OBJECTIVES: To assess the agreement between proxy informants' reports of history of surgery and childbirth and older index subjects' own recall. DESIGN: Interrater reliability study. SETTING: An outpatient family medicine clinic and a provincial electoral district in Montreal, Canada. PARTICIPANTS: Eighty-two subjects aged 65 years and older without cognitive impairment, identified from clinic and community settings, and each index subject's proxy respondent. MEASUREMENTS: Identical questionnaires were administered to index subjects and proxies. RESULTS: Proxies failed to report 39% of non-childbirth surgeries reported by index subjects, but failed to report only 10% of childbirths. Female proxies were significantly less likely than male proxies to underreport non-childbirth surgeries after controlling for age of index subject and interval since surgery. Longer interval since surgery was significantly associated with greater underreporting, whereas age of the index subject and relationship between proxy and index subject were not. Agreement between proxies and index subjects on date of surgery was much higher for childbirths than for non-childbirth surgeries. CONCLUSIONS: Our findings suggest that proxy respondents can provide reliable information on older women's history of childbirth but that use of proxy respondents for history of non-childbirth surgeries may result in substantial underreporting.
|Number of pages||5|
|Journal||Journal of the American Geriatrics Society|

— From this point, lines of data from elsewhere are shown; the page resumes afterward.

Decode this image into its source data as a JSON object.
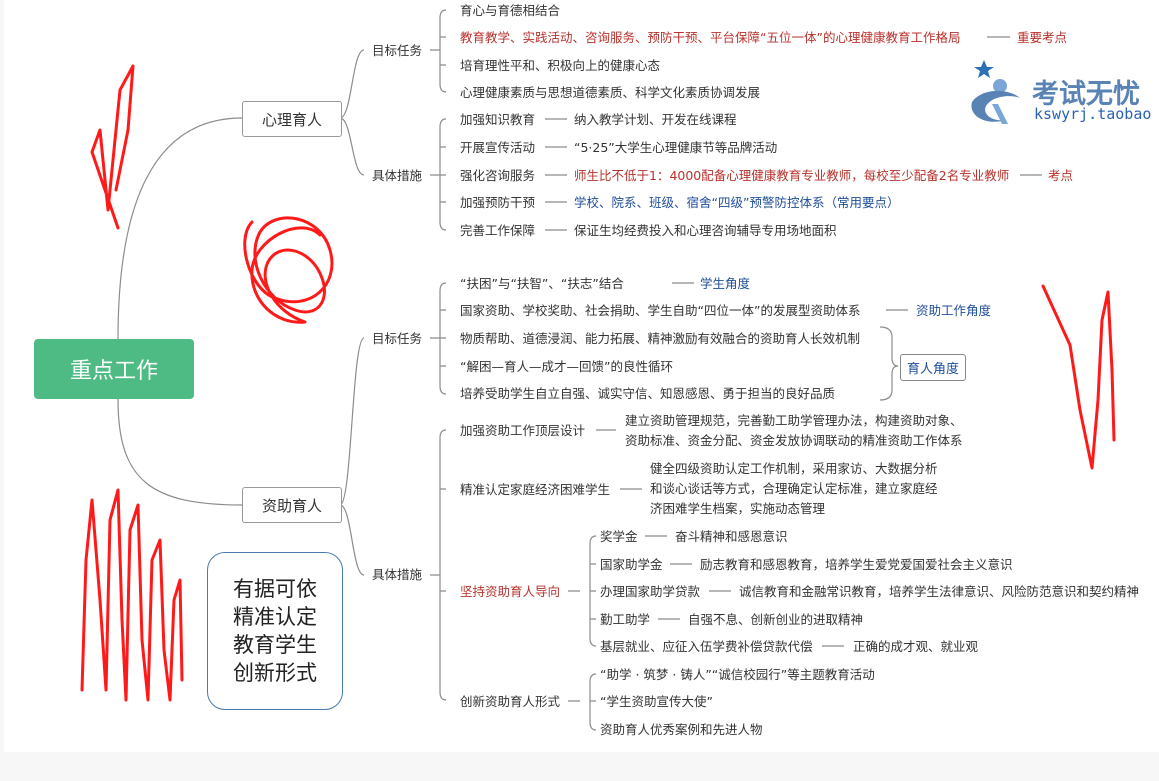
{
  "root": "重点工作",
  "branches": {
    "psych": {
      "label": "心理育人",
      "goals": {
        "label": "目标任务",
        "items": [
          "育心与育德相结合",
          "教育教学、实践活动、咨询服务、预防干预、平台保障“五位一体”的心理健康教育工作格局",
          "培育理性平和、积极向上的健康心态",
          "心理健康素质与思想道德素质、科学文化素质协调发展"
        ],
        "key_point": "重要考点"
      },
      "measures": {
        "label": "具体措施",
        "items": [
          {
            "name": "加强知识教育",
            "desc": "纳入教学计划、开发在线课程"
          },
          {
            "name": "开展宣传活动",
            "desc": "“5·25”大学生心理健康节等品牌活动"
          },
          {
            "name": "强化咨询服务",
            "desc": "师生比不低于1：4000配备心理健康教育专业教师，每校至少配备2名专业教师",
            "tag": "考点"
          },
          {
            "name": "加强预防干预",
            "desc": "学校、院系、班级、宿舍“四级”预警防控体系（常用要点）"
          },
          {
            "name": "完善工作保障",
            "desc": "保证生均经费投入和心理咨询辅导专用场地面积"
          }
        ]
      }
    },
    "aid": {
      "label": "资助育人",
      "goals": {
        "label": "目标任务",
        "items": [
          {
            "text": "“扶困”与“扶智”、“扶志”结合",
            "tag": "学生角度"
          },
          {
            "text": "国家资助、学校奖助、社会捐助、学生自助“四位一体”的发展型资助体系",
            "tag": "资助工作角度"
          },
          {
            "text": "物质帮助、道德浸润、能力拓展、精神激励有效融合的资助育人长效机制"
          },
          {
            "text": "“解困—育人—成才—回馈”的良性循环"
          },
          {
            "text": "培养受助学生自立自强、诚实守信、知恩感恩、勇于担当的良好品质"
          }
        ],
        "group_tag": "育人角度"
      },
      "measures": {
        "label": "具体措施",
        "top_design": {
          "name": "加强资助工作顶层设计",
          "lines": [
            "建立资助管理规范，完善勤工助学管理办法，构建资助对象、",
            "资助标准、资金分配、资金发放协调联动的精准资助工作体系"
          ]
        },
        "identify": {
          "name": "精准认定家庭经济困难学生",
          "lines": [
            "健全四级资助认定工作机制，采用家访、大数据分析",
            "和谈心谈话等方式，合理确定认定标准，建立家庭经",
            "济困难学生档案，实施动态管理"
          ]
        },
        "guidance": {
          "name": "坚持资助育人导向",
          "items": [
            {
              "name": "奖学金",
              "desc": "奋斗精神和感恩意识"
            },
            {
              "name": "国家助学金",
              "desc": "励志教育和感恩教育，培养学生爱党爱国爱社会主义意识"
            },
            {
              "name": "办理国家助学贷款",
              "desc": "诚信教育和金融常识教育，培养学生法律意识、风险防范意识和契约精神"
            },
            {
              "name": "勤工助学",
              "desc": "自强不息、创新创业的进取精神"
            },
            {
              "name": "基层就业、应征入伍学费补偿贷款代偿",
              "desc": "正确的成才观、就业观"
            }
          ]
        },
        "innovate": {
          "name": "创新资助育人形式",
          "items": [
            "“助学 · 筑梦 · 铸人”“诚信校园行”等主题教育活动",
            "“学生资助宣传大使”",
            "资助育人优秀案例和先进人物"
          ]
        }
      }
    }
  },
  "note_lines": [
    "有据可依",
    "精准认定",
    "教育学生",
    "创新形式"
  ],
  "watermark": {
    "title": "考试无忧",
    "url": "kswyrj.taobao"
  },
  "colors": {
    "root": "#4dbb83",
    "emphasis": "#b8322d",
    "tag": "#1f4e9a",
    "scribble": "#ff1a1a",
    "line": "#8c8c8c"
  }
}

|State||Published - 1 Jan 2000|
- Proxy response
ASJC Scopus subject areas
- Geriatrics and Gerontology